▸ **Task brief**: Copy out every line below without alteration.

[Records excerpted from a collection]
╭──

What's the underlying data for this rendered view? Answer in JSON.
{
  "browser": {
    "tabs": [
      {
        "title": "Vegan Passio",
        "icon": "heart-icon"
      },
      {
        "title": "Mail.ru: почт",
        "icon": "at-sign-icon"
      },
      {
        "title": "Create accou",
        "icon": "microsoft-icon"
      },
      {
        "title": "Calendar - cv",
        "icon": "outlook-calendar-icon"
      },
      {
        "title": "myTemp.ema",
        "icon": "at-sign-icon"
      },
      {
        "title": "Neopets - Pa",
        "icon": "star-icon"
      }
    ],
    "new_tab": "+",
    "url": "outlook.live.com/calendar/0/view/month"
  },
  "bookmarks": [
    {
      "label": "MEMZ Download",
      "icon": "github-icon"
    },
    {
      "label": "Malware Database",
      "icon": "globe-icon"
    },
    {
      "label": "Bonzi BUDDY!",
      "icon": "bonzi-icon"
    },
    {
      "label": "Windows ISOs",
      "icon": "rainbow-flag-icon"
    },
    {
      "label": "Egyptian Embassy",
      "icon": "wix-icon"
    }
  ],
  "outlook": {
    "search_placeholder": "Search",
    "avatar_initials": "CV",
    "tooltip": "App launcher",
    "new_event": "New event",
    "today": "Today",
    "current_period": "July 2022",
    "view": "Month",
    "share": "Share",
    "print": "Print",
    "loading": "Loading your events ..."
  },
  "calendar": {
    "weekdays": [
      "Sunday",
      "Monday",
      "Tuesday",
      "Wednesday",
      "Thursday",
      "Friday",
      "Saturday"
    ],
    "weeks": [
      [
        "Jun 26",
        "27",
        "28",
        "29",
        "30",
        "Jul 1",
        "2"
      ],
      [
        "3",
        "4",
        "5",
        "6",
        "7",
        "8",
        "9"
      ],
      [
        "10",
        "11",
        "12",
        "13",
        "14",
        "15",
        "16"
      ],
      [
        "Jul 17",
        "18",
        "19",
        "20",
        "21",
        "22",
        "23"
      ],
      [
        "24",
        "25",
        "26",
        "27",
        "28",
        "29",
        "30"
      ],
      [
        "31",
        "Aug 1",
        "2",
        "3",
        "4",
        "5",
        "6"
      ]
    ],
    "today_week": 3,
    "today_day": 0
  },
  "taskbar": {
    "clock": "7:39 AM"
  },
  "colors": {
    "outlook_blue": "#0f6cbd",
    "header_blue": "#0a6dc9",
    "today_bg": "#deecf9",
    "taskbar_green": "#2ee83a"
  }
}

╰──

▸ **Your solution**:
What's the underlying data for this rendered view? Answer in JSON.
{
  "browser": {
    "tabs": [
      {
        "title": "Vegan Passio",
        "icon": "heart-icon"
      },
      {
        "title": "Mail.ru: почт",
        "icon": "at-sign-icon"
      },
      {
        "title": "Create accou",
        "icon": "microsoft-icon"
      },
      {
        "title": "Calendar - cv",
        "icon": "outlook-calendar-icon"
      },
      {
        "title": "myTemp.ema",
        "icon": "at-sign-icon"
      },
      {
        "title": "Neopets - Pa",
        "icon": "star-icon"
      }
    ],
    "new_tab": "+",
    "url": "outlook.live.com/calendar/0/view/month"
  },
  "bookmarks": [
    {
      "label": "MEMZ Download",
      "icon": "github-icon"
    },
    {
      "label": "Malware Database",
      "icon": "globe-icon"
    },
    {
      "label": "Bonzi BUDDY!",
      "icon": "bonzi-icon"
    },
    {
      "label": "Windows ISOs",
      "icon": "rainbow-flag-icon"
    },
    {
      "label": "Egyptian Embassy",
      "icon": "wix-icon"
    }
  ],
  "outlook": {
    "search_placeholder": "Search",
    "avatar_initials": "CV",
    "tooltip": "App launcher",
    "new_event": "New event",
    "today": "Today",
    "current_period": "July 2022",
    "view": "Month",
    "share": "Share",
    "print": "Print",
    "loading": "Loading your events ..."
  },
  "calendar": {
    "weekdays": [
      "Sunday",
      "Monday",
      "Tuesday",
      "Wednesday",
      "Thursday",
      "Friday",
      "Saturday"
    ],
    "weeks": [
      [
        "Jun 26",
        "27",
        "28",
        "29",
        "30",
        "Jul 1",
        "2"
      ],
      [
        "3",
        "4",
        "5",
        "6",
        "7",
        "8",
        "9"
      ],
      [
        "10",
        "11",
        "12",
        "13",
        "14",
        "15",
        "16"
      ],
      [
        "Jul 17",
        "18",
        "19",
        "20",
        "21",
        "22",
        "23"
      ],
      [
        "24",
        "25",
        "26",
        "27",
        "28",
        "29",
        "30"
      ],
      [
        "31",
        "Aug 1",
        "2",
        "3",
        "4",
        "5",
        "6"
      ]
    ],
    "today_week": 3,
    "today_day": 0
  },
  "taskbar": {
    "clock": "7:39 AM"
  },
  "colors": {
    "outlook_blue": "#0f6cbd",
    "header_blue": "#0a6dc9",
    "today_bg": "#deecf9",
    "taskbar_green": "#2ee83a"
  }
}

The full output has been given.